### What you will do
Filter the entries down to the lines holding "Jugar", then copy those lines.

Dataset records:
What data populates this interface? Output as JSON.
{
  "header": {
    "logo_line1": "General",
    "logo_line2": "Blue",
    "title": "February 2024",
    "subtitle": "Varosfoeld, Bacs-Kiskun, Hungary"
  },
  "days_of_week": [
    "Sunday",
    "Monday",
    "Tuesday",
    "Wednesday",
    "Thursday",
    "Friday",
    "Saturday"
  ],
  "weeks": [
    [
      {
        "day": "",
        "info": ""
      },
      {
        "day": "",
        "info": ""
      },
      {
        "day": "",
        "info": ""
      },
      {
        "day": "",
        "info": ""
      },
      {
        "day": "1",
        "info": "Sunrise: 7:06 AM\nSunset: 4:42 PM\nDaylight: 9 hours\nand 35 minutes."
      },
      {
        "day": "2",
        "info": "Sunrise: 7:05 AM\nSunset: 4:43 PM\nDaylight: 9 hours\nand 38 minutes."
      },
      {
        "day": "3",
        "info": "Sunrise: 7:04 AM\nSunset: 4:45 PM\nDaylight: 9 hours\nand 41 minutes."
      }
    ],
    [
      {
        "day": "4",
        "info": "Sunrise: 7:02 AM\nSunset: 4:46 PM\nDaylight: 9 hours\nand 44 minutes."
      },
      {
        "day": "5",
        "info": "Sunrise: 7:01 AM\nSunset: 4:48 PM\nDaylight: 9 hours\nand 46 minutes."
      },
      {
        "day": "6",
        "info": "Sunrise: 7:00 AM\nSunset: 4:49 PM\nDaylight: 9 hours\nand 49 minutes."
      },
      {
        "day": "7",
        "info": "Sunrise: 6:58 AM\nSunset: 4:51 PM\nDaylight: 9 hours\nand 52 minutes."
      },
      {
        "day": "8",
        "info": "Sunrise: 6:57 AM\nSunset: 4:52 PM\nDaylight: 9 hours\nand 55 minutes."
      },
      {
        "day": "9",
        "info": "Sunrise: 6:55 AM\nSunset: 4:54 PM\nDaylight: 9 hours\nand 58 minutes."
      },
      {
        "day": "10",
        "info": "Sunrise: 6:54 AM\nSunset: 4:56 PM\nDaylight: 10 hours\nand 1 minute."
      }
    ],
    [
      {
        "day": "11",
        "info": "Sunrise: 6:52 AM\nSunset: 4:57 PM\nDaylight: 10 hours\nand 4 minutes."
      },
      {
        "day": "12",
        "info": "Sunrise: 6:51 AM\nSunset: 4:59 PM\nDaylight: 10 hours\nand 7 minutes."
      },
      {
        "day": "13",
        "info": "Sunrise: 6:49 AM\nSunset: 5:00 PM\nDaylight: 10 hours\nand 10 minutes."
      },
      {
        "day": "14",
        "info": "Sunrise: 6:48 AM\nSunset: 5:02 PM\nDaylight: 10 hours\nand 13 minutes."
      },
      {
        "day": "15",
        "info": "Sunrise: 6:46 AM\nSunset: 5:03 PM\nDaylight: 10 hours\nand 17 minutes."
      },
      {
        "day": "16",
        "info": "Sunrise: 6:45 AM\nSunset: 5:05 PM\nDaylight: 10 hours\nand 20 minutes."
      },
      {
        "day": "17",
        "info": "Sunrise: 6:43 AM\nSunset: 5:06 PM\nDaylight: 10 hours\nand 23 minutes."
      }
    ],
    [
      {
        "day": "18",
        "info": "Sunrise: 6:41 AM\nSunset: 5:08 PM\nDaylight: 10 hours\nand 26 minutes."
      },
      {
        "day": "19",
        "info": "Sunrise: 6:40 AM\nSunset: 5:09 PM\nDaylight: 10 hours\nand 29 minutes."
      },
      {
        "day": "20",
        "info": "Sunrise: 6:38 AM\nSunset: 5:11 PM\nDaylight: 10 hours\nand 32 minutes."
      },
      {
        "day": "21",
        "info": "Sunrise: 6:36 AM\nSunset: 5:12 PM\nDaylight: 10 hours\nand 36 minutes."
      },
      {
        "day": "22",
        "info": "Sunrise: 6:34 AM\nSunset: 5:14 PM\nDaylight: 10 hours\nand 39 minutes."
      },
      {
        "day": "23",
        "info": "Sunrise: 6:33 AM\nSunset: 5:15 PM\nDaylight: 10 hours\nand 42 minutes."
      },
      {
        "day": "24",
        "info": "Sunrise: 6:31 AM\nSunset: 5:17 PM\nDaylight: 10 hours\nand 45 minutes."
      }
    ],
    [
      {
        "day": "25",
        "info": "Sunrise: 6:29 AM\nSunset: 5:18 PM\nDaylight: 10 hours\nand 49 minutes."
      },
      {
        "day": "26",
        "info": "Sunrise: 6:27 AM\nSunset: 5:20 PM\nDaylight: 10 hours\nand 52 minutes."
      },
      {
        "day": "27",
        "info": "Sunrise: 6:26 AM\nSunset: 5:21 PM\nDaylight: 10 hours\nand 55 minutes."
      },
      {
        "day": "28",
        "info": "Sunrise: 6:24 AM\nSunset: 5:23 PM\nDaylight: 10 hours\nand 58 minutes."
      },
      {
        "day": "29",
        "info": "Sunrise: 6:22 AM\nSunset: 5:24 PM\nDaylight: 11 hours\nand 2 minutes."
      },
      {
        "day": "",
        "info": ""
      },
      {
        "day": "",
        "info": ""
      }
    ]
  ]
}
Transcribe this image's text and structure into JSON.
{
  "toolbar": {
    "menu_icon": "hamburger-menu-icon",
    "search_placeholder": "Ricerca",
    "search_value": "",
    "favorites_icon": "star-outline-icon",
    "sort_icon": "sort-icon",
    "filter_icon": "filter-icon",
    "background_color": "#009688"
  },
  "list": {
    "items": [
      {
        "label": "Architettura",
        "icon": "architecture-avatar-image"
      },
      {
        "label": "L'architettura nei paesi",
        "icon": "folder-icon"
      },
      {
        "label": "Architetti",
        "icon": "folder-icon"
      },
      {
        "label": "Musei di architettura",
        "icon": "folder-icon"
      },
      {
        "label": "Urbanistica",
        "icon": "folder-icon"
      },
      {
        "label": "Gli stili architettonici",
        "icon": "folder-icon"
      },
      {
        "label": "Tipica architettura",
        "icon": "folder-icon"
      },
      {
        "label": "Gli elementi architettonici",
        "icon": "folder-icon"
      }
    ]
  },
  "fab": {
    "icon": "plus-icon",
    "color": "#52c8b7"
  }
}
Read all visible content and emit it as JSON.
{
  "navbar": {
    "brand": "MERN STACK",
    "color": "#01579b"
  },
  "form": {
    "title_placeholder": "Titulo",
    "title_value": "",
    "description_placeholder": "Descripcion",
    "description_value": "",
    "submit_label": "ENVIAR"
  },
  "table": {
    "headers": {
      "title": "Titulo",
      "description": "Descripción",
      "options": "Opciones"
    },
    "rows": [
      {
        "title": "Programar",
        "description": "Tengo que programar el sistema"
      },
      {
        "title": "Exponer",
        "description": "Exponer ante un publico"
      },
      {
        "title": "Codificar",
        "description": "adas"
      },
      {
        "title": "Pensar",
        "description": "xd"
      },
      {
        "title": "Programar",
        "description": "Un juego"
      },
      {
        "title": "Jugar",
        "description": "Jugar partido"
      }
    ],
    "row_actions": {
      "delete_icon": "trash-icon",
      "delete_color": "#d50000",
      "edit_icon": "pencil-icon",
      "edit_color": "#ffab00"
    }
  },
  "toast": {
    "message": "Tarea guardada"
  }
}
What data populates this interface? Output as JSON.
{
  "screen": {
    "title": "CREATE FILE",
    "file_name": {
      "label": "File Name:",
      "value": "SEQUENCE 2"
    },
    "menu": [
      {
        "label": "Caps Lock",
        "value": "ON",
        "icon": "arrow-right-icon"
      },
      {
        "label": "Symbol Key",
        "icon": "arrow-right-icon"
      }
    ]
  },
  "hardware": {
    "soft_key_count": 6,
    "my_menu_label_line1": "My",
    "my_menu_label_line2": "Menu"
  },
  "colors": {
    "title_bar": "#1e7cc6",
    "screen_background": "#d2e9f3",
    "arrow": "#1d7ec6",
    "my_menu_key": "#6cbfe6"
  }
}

### Response to this exercise
        "title": "Jugar",
        "description": "Jugar partido"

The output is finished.